Whilst we have been exploring aspects of sustainable Agroecology for a number of years, it took awhile to gain traction and understand how to engage at scale.

Arbuscular Micorrhizal Fungi on a wheat root

There are many nuanced areas, one that has captured my particular attention, like many farmers, is how to harness the incredible potential of Arbuscular Micorrhizal Fungi.

Looking at the roots with my microscope, however, it became clear that whilst my wilder ground, margins and hedgerows were looking well populated with AMF, the ‘productive’ ground was less so. This wasn’t really a surprise in the early stages of my regenerative transition, as we now know conventional management practices and inputs are pretty hard on fungi, and conventional wisdom suggested that with sensitive management, populations would recover. Monitoring the ground however it became clear that natural repopulation was going to be hard indeed.

Again, modern conventional wisdom would suggest that one can just buy one’s self out of the problem by applying one of the many ‘biological products’ available on the market. … Observation again shows, at least in light ground like mine, that it’s not quite that easy. Effects can be localised, short lived and nuanced. The thing that has become clear is that when we are dealing with ‘biology’ we are dealing with living things….. with life! Like larger organisms (for example dogs, cats and even children) we need to look after our microbes if they are to survive and deliver effect. We also need to be aware that they might respond differently to different contexts, conditions and environments and deliver unexpected effects.

This may be a challenge if we are still wanting to deploy simple tools out of a bag or bottle, but if we can change the way we look at the problem (the cliched paradigm shift) it becomes a stunning opportunity! In short, I’m finding that we must embrace complexity if we are to harness it! After all, it is complexity and diversity which have driven the evolution of the incredible global ecosystem of which we are all so privileged to be both part and product.

I acknowledge that this approach raises some exciting challenges for all of us. Whether we are farmers, scientists, consumers, regulators or educators, it can be uncomfortable dealing with complexity, especially when we have become used to living with artificial systems that seek to impose predictability and order on the way we live. Whilst I’m the first to acknowledge that many of these frameworks are incredibly important in society, the lens of history shows that they will eventually fail to be effective if they are unable deal with complexity. This is is why a competent exception management system is such a critical part of any effective governance legislative or management framework.

Ironically, as humans, we have evolved an incredible tool between our ears for the management of complexity. Whilst we frequently use our brains to create the illusion that we are able to simplify complexity, if we enable them, our brains have evolved to enable us manage it. One might even suggest that after three and a half billion years of development this should not really be a surprise!

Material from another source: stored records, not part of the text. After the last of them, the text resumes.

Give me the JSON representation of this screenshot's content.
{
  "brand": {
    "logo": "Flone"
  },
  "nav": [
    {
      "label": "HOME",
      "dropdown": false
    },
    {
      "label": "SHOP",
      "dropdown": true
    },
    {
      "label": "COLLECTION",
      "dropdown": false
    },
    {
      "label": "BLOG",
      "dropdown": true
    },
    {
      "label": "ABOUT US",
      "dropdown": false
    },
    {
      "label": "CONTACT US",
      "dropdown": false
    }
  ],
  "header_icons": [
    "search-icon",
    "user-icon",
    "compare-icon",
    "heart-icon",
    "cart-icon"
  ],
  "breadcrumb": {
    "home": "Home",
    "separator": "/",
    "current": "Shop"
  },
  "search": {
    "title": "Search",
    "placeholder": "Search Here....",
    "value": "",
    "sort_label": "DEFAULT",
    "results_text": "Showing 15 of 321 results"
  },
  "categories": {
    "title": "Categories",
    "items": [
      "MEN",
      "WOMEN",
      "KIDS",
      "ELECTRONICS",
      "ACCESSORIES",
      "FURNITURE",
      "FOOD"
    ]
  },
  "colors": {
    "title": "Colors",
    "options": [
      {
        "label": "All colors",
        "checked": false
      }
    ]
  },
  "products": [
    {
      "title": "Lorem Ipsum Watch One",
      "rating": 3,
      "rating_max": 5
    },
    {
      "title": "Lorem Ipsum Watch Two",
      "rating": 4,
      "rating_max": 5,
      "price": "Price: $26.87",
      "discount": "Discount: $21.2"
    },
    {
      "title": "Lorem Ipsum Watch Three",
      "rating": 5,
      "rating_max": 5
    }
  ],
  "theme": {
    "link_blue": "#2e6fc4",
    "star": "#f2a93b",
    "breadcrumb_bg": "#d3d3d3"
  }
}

So, back to my patchy AMF! Having spent some time thinking through my challenge from the perspective of the microbes and actually watching how they respond to what I am doing, I am coming to some conclusions (actually these, of course, are technically a mix of observations and hypotheses as they haven’t been ‘proven’ … but you follow my drift!)

  • The conventional management practices we had been using were interfering with the AMF populations. This is visibly less pronounced in the uncultivated margins rather than the fields.
  • Natural Repopulation of AMF is taking longer than originally expected. Having done a bit of reading, this is possibly less surprising; AMF reproductive bodies form under the surface of the soil… so are less likely to just “blow in” especially since I am now trying hard to maintain ground cover to prevent erosion!
  • It seems that the historical methods we had been using to terminate host crops have not been enabling the AMF to sporulate (form spores) effectively before they too expired… thus breaking the AMF Cycle.
  • The effectiveness and impact of most of the biological inputs we apply is dependent on a complex combination of how, where and under what conditions they are applied.

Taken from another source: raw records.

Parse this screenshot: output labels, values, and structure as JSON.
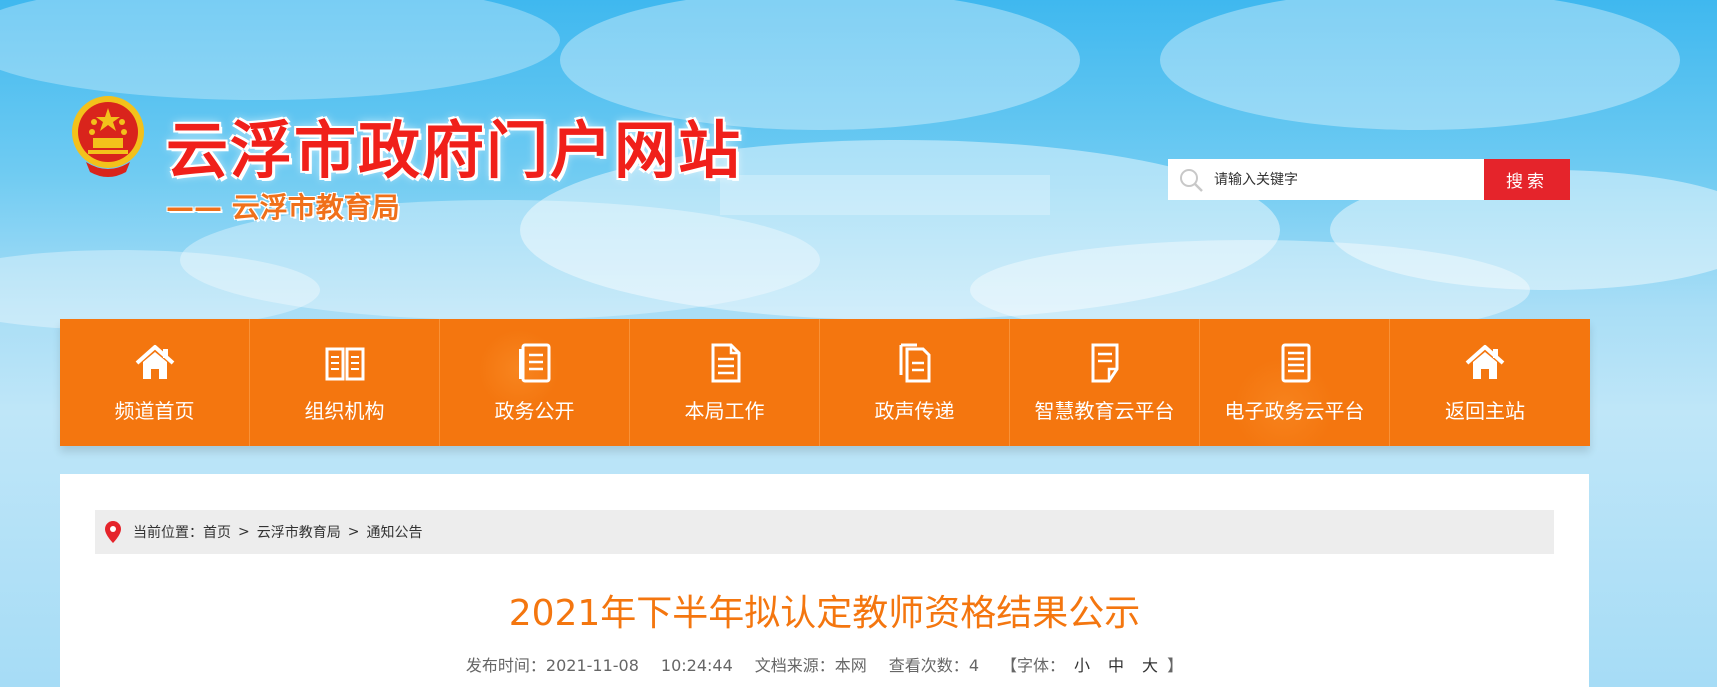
{
  "header": {
    "site_title": "云浮市政府门户网站",
    "sub_title": "—— 云浮市教育局"
  },
  "search": {
    "placeholder": "请输入关键字",
    "button_label": "搜索"
  },
  "nav": {
    "items": [
      {
        "label": "频道首页",
        "icon": "home-icon"
      },
      {
        "label": "组织机构",
        "icon": "book-icon"
      },
      {
        "label": "政务公开",
        "icon": "document-icon"
      },
      {
        "label": "本局工作",
        "icon": "file-icon"
      },
      {
        "label": "政声传递",
        "icon": "files-icon"
      },
      {
        "label": "智慧教育云平台",
        "icon": "notepad-icon"
      },
      {
        "label": "电子政务云平台",
        "icon": "list-document-icon"
      },
      {
        "label": "返回主站",
        "icon": "home-icon"
      }
    ]
  },
  "breadcrumb": {
    "prefix": "当前位置：",
    "items": [
      "首页",
      "云浮市教育局",
      "通知公告"
    ],
    "separator": ">"
  },
  "article": {
    "title": "2021年下半年拟认定教师资格结果公示",
    "publish_label": "发布时间：",
    "publish_date": "2021-11-08",
    "publish_time": "10:24:44",
    "source_label": "文档来源：",
    "source": "本网",
    "views_label": "查看次数：",
    "views": "4",
    "font_label": "【字体：",
    "font_small": "小",
    "font_medium": "中",
    "font_large": "大",
    "font_close": "】"
  },
  "colors": {
    "nav_orange": "#f4760f",
    "search_red": "#e5242b",
    "title_red": "#f0201a"
  }
}
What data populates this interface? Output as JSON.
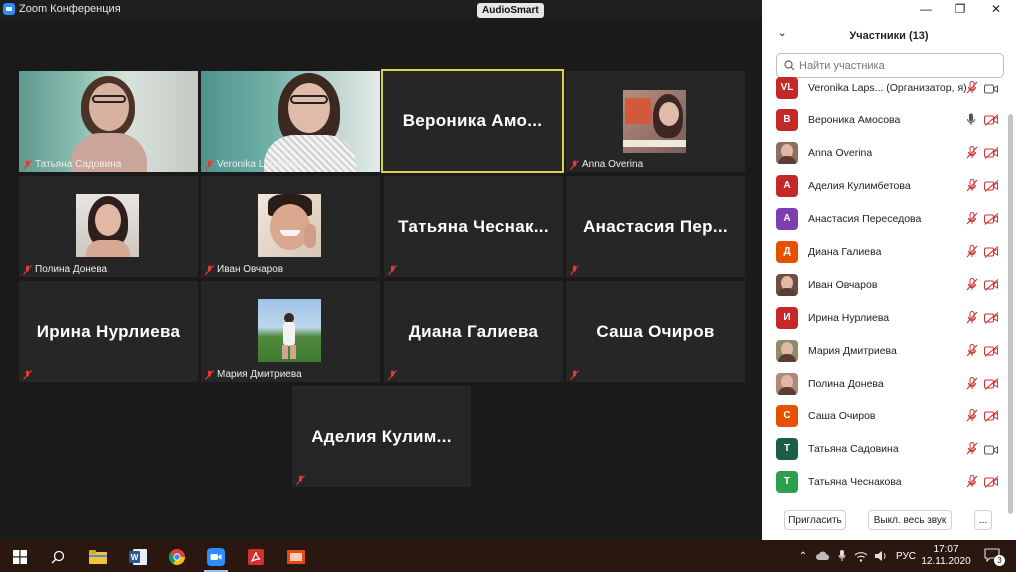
{
  "window": {
    "title": "Zoom Конференция",
    "badge": "AudioSmart",
    "minimize_glyph": "—",
    "restore_glyph": "❐",
    "close_glyph": "✕"
  },
  "tiles": [
    {
      "caption": "Татьяна Садовина",
      "big": "",
      "video": true
    },
    {
      "caption": "Veronika Lapshina",
      "big": "",
      "video": true
    },
    {
      "caption": "",
      "big": "Вероника  Амо...",
      "video": false,
      "active": true
    },
    {
      "caption": "Anna Overina",
      "big": "",
      "video": true
    },
    {
      "caption": "Полина Донева",
      "big": "",
      "video": true
    },
    {
      "caption": "Иван Овчаров",
      "big": "",
      "video": true
    },
    {
      "caption": "",
      "big": "Татьяна  Чеснак...",
      "video": false
    },
    {
      "caption": "",
      "big": "Анастасия  Пер...",
      "video": false
    },
    {
      "caption": "",
      "big": "Ирина Нурлиева",
      "video": false
    },
    {
      "caption": "Мария Дмитриева",
      "big": "",
      "video": true
    },
    {
      "caption": "",
      "big": "Диана Галиева",
      "video": false
    },
    {
      "caption": "",
      "big": "Саша Очиров",
      "video": false
    },
    {
      "caption": "",
      "big": "Аделия  Кулим...",
      "video": false
    }
  ],
  "panel": {
    "title": "Участники (13)",
    "search_placeholder": "Найти участника",
    "participants": [
      {
        "name": "Veronika Laps... (Организатор, я)",
        "initials": "VL",
        "color": "#c62828",
        "mic": "off",
        "cam": "on"
      },
      {
        "name": "Вероника Амосова",
        "initials": "В",
        "color": "#c62828",
        "mic": "on",
        "cam": "off"
      },
      {
        "name": "Anna Overina",
        "initials": "",
        "color": "#8d6e63",
        "mic": "off",
        "cam": "off",
        "photo": true
      },
      {
        "name": "Аделия Кулимбетова",
        "initials": "А",
        "color": "#c62828",
        "mic": "off",
        "cam": "off"
      },
      {
        "name": "Анастасия Переседова",
        "initials": "А",
        "color": "#7b3fb2",
        "mic": "off",
        "cam": "off"
      },
      {
        "name": "Диана Галиева",
        "initials": "Д",
        "color": "#e65100",
        "mic": "off",
        "cam": "off"
      },
      {
        "name": "Иван Овчаров",
        "initials": "",
        "color": "#6d4c41",
        "mic": "off",
        "cam": "off",
        "photo": true
      },
      {
        "name": "Ирина Нурлиева",
        "initials": "И",
        "color": "#c62828",
        "mic": "off",
        "cam": "off"
      },
      {
        "name": "Мария Дмитриева",
        "initials": "",
        "color": "#8d8d6a",
        "mic": "off",
        "cam": "off",
        "photo": true
      },
      {
        "name": "Полина Донева",
        "initials": "",
        "color": "#b08a78",
        "mic": "off",
        "cam": "off",
        "photo": true
      },
      {
        "name": "Саша Очиров",
        "initials": "С",
        "color": "#e65100",
        "mic": "off",
        "cam": "off"
      },
      {
        "name": "Татьяна Садовина",
        "initials": "Т",
        "color": "#1b5e45",
        "mic": "off",
        "cam": "on"
      },
      {
        "name": "Татьяна Чеснакова",
        "initials": "Т",
        "color": "#2e9e4f",
        "mic": "off",
        "cam": "off"
      }
    ],
    "invite_label": "Пригласить",
    "mute_all_label": "Выкл. весь звук",
    "more_label": "..."
  },
  "taskbar": {
    "lang": "РУС",
    "time": "17:07",
    "date": "12.11.2020",
    "notifications": "3"
  }
}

Whilst these observations and hypotheses are just that, they are supported by enough logic and relevant literature for me to adjust my management approach on the ground. At a practical level:

  • We are thinking of our biology as livestock and biological indicators rather than as mere inputs. We keep an eye on them and respond to observed issues on (in) the ground in the same way we manage livestock.
  • We seek to optimise conditions for any biology using a wide of tools including grazing strategies, seed mixes, mindful cultivation driven by observation.
  • Any observations that might warrant further detailed scientific investigation are noted and discussed with appropriate experts, on occasions, these have triggered formal research projects.
  • Given the short but varied timeframe of many microbial lifecycles, on farm observations provide the tactical insights required to support many of our operational decision cycles. They may also provide insight into areas that would warrant further examination.

In summary, we have a simple information framework where we conduct the ‘quick and dirty’ observation, experimentation and adjustments that drive daily activities and enable operational decision making but try to capture any issues warranting further examination for the relevant specialists.

There are great opportunities associated with harnessing naturally complex systems, by adopting a simple observation based approach this doesn’t need to be difficult or complicated on the ground.

When I step back and view Mindrum as an agroecosystem, I see a complex web of interconnected and often interdependent organisms. It’s easy to forget that we are a part of it. Everything we do, don’t do, or fail to do can have an impact. We can choose how we interact with it, but if we don’t, it will continue on without us.

This is a conversation I want to be part of!